Out this week: The Season of Migration by Nellie Hermann; Uncle Janice by Matt Burgess; The Secret Wisdom of the Earth by Christopher Scotton; Driving the King by Ravi Howard; Against the Country by Ben Metcalf; God Loves Haiti by Dimitry Elias Léger; A Pleasure and a Calling by Phil Hogan; Wildalone by Krassi Zourkova; and Almost Famous Women by Year in Reading alum Megan Mayhew Bergman. For more on these and other new titles, check out our Great 2015 Book Preview.
In light of this year’s Frankfurt Book Fair, which had Indonesia as the official guest of honor, check out Wayan Sunarta’s essay on the rise of Indonesian literature abroad. As he explains it, “Although Indonesian literature is in the ascendant at home, it has so far failed to establish itself internationally. The number of works translated from Indonesian is still very small.”
“Too vast for human comprehension, yet at the same time a tabula rasa for each fragile individual’s desires, it’s a classic example of the Romantic sublime, as mesmerising as it is deadly.” The Guardian reviews Year in Reading Alumnus Claire Vaye Watkins’s Gold Fame Citrus. Compare and contrast with our review of the novel.

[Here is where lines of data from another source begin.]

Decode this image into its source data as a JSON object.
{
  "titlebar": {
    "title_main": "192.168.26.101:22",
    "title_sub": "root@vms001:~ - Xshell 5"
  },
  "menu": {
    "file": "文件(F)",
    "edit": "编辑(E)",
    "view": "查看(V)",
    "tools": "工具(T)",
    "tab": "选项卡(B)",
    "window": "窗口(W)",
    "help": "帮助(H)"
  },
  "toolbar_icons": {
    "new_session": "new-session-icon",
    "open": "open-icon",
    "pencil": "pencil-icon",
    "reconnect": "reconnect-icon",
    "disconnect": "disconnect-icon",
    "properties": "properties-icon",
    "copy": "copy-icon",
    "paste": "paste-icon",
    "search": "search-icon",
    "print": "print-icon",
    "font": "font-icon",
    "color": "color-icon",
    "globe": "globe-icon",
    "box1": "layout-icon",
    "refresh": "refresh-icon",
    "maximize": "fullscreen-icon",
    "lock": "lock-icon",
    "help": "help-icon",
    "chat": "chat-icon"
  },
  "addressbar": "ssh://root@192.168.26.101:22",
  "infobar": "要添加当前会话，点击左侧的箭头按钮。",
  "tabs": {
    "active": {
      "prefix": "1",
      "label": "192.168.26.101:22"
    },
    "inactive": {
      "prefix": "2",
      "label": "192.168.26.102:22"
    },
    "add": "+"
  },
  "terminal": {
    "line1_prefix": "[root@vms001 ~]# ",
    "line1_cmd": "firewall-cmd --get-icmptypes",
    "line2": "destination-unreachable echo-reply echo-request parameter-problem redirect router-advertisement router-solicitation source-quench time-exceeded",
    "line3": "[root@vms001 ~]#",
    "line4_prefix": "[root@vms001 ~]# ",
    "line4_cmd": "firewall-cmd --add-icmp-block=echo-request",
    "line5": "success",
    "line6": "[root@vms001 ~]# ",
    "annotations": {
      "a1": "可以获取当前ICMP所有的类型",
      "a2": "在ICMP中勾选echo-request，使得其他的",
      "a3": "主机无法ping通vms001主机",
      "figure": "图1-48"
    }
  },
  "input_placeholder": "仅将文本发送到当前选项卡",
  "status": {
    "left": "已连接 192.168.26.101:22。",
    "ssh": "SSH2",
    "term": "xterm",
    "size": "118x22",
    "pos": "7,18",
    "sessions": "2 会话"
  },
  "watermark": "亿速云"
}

Martin Scorsese is finally making a movie without Leonardo DiCaprio. He and David Tedeschi are working on a documentary about The New York Review of Books. It will cover the publication’s history and feature new footage of Joan Didion and Michael Chabon, among others. The film is a work in progress but will premiere at Berlinale next month.
“In publishing, we see this play out in a number of ways. Marginalized writers are told by white editors, we need your stories now more than ever, as if we have not always needed them urgently. We are told our experiences are timely, exotic, and trendy. We are told our stories are not authentic if our characters do not suffer, as if the only way to prove that we are human is to bleed.” Natalia Sylvester on the erasure that comes when marginalized writers are constantly being told by the publishing industry and others that your book about your marginalized identity is ‘timely’.